→ **WORK INSTRUCTIONS**: This exercise calls for the data below to be retyped exactly, minus any images.

(Component data from apps and pages)
=== Section Start ===
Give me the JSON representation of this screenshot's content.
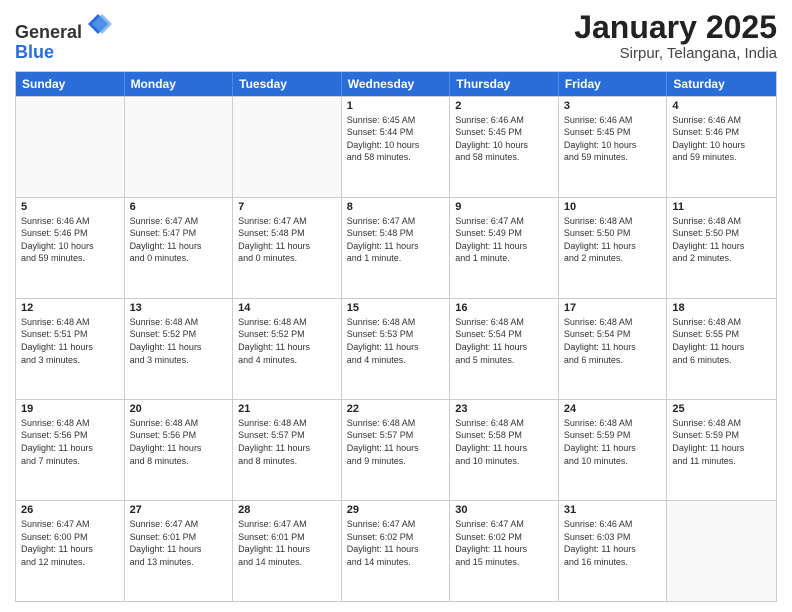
{
  "logo": {
    "general": "General",
    "blue": "Blue"
  },
  "title": "January 2025",
  "subtitle": "Sirpur, Telangana, India",
  "headers": [
    "Sunday",
    "Monday",
    "Tuesday",
    "Wednesday",
    "Thursday",
    "Friday",
    "Saturday"
  ],
  "weeks": [
    [
      {
        "day": "",
        "info": ""
      },
      {
        "day": "",
        "info": ""
      },
      {
        "day": "",
        "info": ""
      },
      {
        "day": "1",
        "info": "Sunrise: 6:45 AM\nSunset: 5:44 PM\nDaylight: 10 hours\nand 58 minutes."
      },
      {
        "day": "2",
        "info": "Sunrise: 6:46 AM\nSunset: 5:45 PM\nDaylight: 10 hours\nand 58 minutes."
      },
      {
        "day": "3",
        "info": "Sunrise: 6:46 AM\nSunset: 5:45 PM\nDaylight: 10 hours\nand 59 minutes."
      },
      {
        "day": "4",
        "info": "Sunrise: 6:46 AM\nSunset: 5:46 PM\nDaylight: 10 hours\nand 59 minutes."
      }
    ],
    [
      {
        "day": "5",
        "info": "Sunrise: 6:46 AM\nSunset: 5:46 PM\nDaylight: 10 hours\nand 59 minutes."
      },
      {
        "day": "6",
        "info": "Sunrise: 6:47 AM\nSunset: 5:47 PM\nDaylight: 11 hours\nand 0 minutes."
      },
      {
        "day": "7",
        "info": "Sunrise: 6:47 AM\nSunset: 5:48 PM\nDaylight: 11 hours\nand 0 minutes."
      },
      {
        "day": "8",
        "info": "Sunrise: 6:47 AM\nSunset: 5:48 PM\nDaylight: 11 hours\nand 1 minute."
      },
      {
        "day": "9",
        "info": "Sunrise: 6:47 AM\nSunset: 5:49 PM\nDaylight: 11 hours\nand 1 minute."
      },
      {
        "day": "10",
        "info": "Sunrise: 6:48 AM\nSunset: 5:50 PM\nDaylight: 11 hours\nand 2 minutes."
      },
      {
        "day": "11",
        "info": "Sunrise: 6:48 AM\nSunset: 5:50 PM\nDaylight: 11 hours\nand 2 minutes."
      }
    ],
    [
      {
        "day": "12",
        "info": "Sunrise: 6:48 AM\nSunset: 5:51 PM\nDaylight: 11 hours\nand 3 minutes."
      },
      {
        "day": "13",
        "info": "Sunrise: 6:48 AM\nSunset: 5:52 PM\nDaylight: 11 hours\nand 3 minutes."
      },
      {
        "day": "14",
        "info": "Sunrise: 6:48 AM\nSunset: 5:52 PM\nDaylight: 11 hours\nand 4 minutes."
      },
      {
        "day": "15",
        "info": "Sunrise: 6:48 AM\nSunset: 5:53 PM\nDaylight: 11 hours\nand 4 minutes."
      },
      {
        "day": "16",
        "info": "Sunrise: 6:48 AM\nSunset: 5:54 PM\nDaylight: 11 hours\nand 5 minutes."
      },
      {
        "day": "17",
        "info": "Sunrise: 6:48 AM\nSunset: 5:54 PM\nDaylight: 11 hours\nand 6 minutes."
      },
      {
        "day": "18",
        "info": "Sunrise: 6:48 AM\nSunset: 5:55 PM\nDaylight: 11 hours\nand 6 minutes."
      }
    ],
    [
      {
        "day": "19",
        "info": "Sunrise: 6:48 AM\nSunset: 5:56 PM\nDaylight: 11 hours\nand 7 minutes."
      },
      {
        "day": "20",
        "info": "Sunrise: 6:48 AM\nSunset: 5:56 PM\nDaylight: 11 hours\nand 8 minutes."
      },
      {
        "day": "21",
        "info": "Sunrise: 6:48 AM\nSunset: 5:57 PM\nDaylight: 11 hours\nand 8 minutes."
      },
      {
        "day": "22",
        "info": "Sunrise: 6:48 AM\nSunset: 5:57 PM\nDaylight: 11 hours\nand 9 minutes."
      },
      {
        "day": "23",
        "info": "Sunrise: 6:48 AM\nSunset: 5:58 PM\nDaylight: 11 hours\nand 10 minutes."
      },
      {
        "day": "24",
        "info": "Sunrise: 6:48 AM\nSunset: 5:59 PM\nDaylight: 11 hours\nand 10 minutes."
      },
      {
        "day": "25",
        "info": "Sunrise: 6:48 AM\nSunset: 5:59 PM\nDaylight: 11 hours\nand 11 minutes."
      }
    ],
    [
      {
        "day": "26",
        "info": "Sunrise: 6:47 AM\nSunset: 6:00 PM\nDaylight: 11 hours\nand 12 minutes."
      },
      {
        "day": "27",
        "info": "Sunrise: 6:47 AM\nSunset: 6:01 PM\nDaylight: 11 hours\nand 13 minutes."
      },
      {
        "day": "28",
        "info": "Sunrise: 6:47 AM\nSunset: 6:01 PM\nDaylight: 11 hours\nand 14 minutes."
      },
      {
        "day": "29",
        "info": "Sunrise: 6:47 AM\nSunset: 6:02 PM\nDaylight: 11 hours\nand 14 minutes."
      },
      {
        "day": "30",
        "info": "Sunrise: 6:47 AM\nSunset: 6:02 PM\nDaylight: 11 hours\nand 15 minutes."
      },
      {
        "day": "31",
        "info": "Sunrise: 6:46 AM\nSunset: 6:03 PM\nDaylight: 11 hours\nand 16 minutes."
      },
      {
        "day": "",
        "info": ""
      }
    ]
  ]
}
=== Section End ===
→ **EXERCISE RESPONSE**:
Give me the JSON representation of this screenshot's content.
{
  "logo": {
    "general": "General",
    "blue": "Blue"
  },
  "title": "January 2025",
  "subtitle": "Sirpur, Telangana, India",
  "headers": [
    "Sunday",
    "Monday",
    "Tuesday",
    "Wednesday",
    "Thursday",
    "Friday",
    "Saturday"
  ],
  "weeks": [
    [
      {
        "day": "",
        "info": ""
      },
      {
        "day": "",
        "info": ""
      },
      {
        "day": "",
        "info": ""
      },
      {
        "day": "1",
        "info": "Sunrise: 6:45 AM\nSunset: 5:44 PM\nDaylight: 10 hours\nand 58 minutes."
      },
      {
        "day": "2",
        "info": "Sunrise: 6:46 AM\nSunset: 5:45 PM\nDaylight: 10 hours\nand 58 minutes."
      },
      {
        "day": "3",
        "info": "Sunrise: 6:46 AM\nSunset: 5:45 PM\nDaylight: 10 hours\nand 59 minutes."
      },
      {
        "day": "4",
        "info": "Sunrise: 6:46 AM\nSunset: 5:46 PM\nDaylight: 10 hours\nand 59 minutes."
      }
    ],
    [
      {
        "day": "5",
        "info": "Sunrise: 6:46 AM\nSunset: 5:46 PM\nDaylight: 10 hours\nand 59 minutes."
      },
      {
        "day": "6",
        "info": "Sunrise: 6:47 AM\nSunset: 5:47 PM\nDaylight: 11 hours\nand 0 minutes."
      },
      {
        "day": "7",
        "info": "Sunrise: 6:47 AM\nSunset: 5:48 PM\nDaylight: 11 hours\nand 0 minutes."
      },
      {
        "day": "8",
        "info": "Sunrise: 6:47 AM\nSunset: 5:48 PM\nDaylight: 11 hours\nand 1 minute."
      },
      {
        "day": "9",
        "info": "Sunrise: 6:47 AM\nSunset: 5:49 PM\nDaylight: 11 hours\nand 1 minute."
      },
      {
        "day": "10",
        "info": "Sunrise: 6:48 AM\nSunset: 5:50 PM\nDaylight: 11 hours\nand 2 minutes."
      },
      {
        "day": "11",
        "info": "Sunrise: 6:48 AM\nSunset: 5:50 PM\nDaylight: 11 hours\nand 2 minutes."
      }
    ],
    [
      {
        "day": "12",
        "info": "Sunrise: 6:48 AM\nSunset: 5:51 PM\nDaylight: 11 hours\nand 3 minutes."
      },
      {
        "day": "13",
        "info": "Sunrise: 6:48 AM\nSunset: 5:52 PM\nDaylight: 11 hours\nand 3 minutes."
      },
      {
        "day": "14",
        "info": "Sunrise: 6:48 AM\nSunset: 5:52 PM\nDaylight: 11 hours\nand 4 minutes."
      },
      {
        "day": "15",
        "info": "Sunrise: 6:48 AM\nSunset: 5:53 PM\nDaylight: 11 hours\nand 4 minutes."
      },
      {
        "day": "16",
        "info": "Sunrise: 6:48 AM\nSunset: 5:54 PM\nDaylight: 11 hours\nand 5 minutes."
      },
      {
        "day": "17",
        "info": "Sunrise: 6:48 AM\nSunset: 5:54 PM\nDaylight: 11 hours\nand 6 minutes."
      },
      {
        "day": "18",
        "info": "Sunrise: 6:48 AM\nSunset: 5:55 PM\nDaylight: 11 hours\nand 6 minutes."
      }
    ],
    [
      {
        "day": "19",
        "info": "Sunrise: 6:48 AM\nSunset: 5:56 PM\nDaylight: 11 hours\nand 7 minutes."
      },
      {
        "day": "20",
        "info": "Sunrise: 6:48 AM\nSunset: 5:56 PM\nDaylight: 11 hours\nand 8 minutes."
      },
      {
        "day": "21",
        "info": "Sunrise: 6:48 AM\nSunset: 5:57 PM\nDaylight: 11 hours\nand 8 minutes."
      },
      {
        "day": "22",
        "info": "Sunrise: 6:48 AM\nSunset: 5:57 PM\nDaylight: 11 hours\nand 9 minutes."
      },
      {
        "day": "23",
        "info": "Sunrise: 6:48 AM\nSunset: 5:58 PM\nDaylight: 11 hours\nand 10 minutes."
      },
      {
        "day": "24",
        "info": "Sunrise: 6:48 AM\nSunset: 5:59 PM\nDaylight: 11 hours\nand 10 minutes."
      },
      {
        "day": "25",
        "info": "Sunrise: 6:48 AM\nSunset: 5:59 PM\nDaylight: 11 hours\nand 11 minutes."
      }
    ],
    [
      {
        "day": "26",
        "info": "Sunrise: 6:47 AM\nSunset: 6:00 PM\nDaylight: 11 hours\nand 12 minutes."
      },
      {
        "day": "27",
        "info": "Sunrise: 6:47 AM\nSunset: 6:01 PM\nDaylight: 11 hours\nand 13 minutes."
      },
      {
        "day": "28",
        "info": "Sunrise: 6:47 AM\nSunset: 6:01 PM\nDaylight: 11 hours\nand 14 minutes."
      },
      {
        "day": "29",
        "info": "Sunrise: 6:47 AM\nSunset: 6:02 PM\nDaylight: 11 hours\nand 14 minutes."
      },
      {
        "day": "30",
        "info": "Sunrise: 6:47 AM\nSunset: 6:02 PM\nDaylight: 11 hours\nand 15 minutes."
      },
      {
        "day": "31",
        "info": "Sunrise: 6:46 AM\nSunset: 6:03 PM\nDaylight: 11 hours\nand 16 minutes."
      },
      {
        "day": "",
        "info": ""
      }
    ]
  ]
}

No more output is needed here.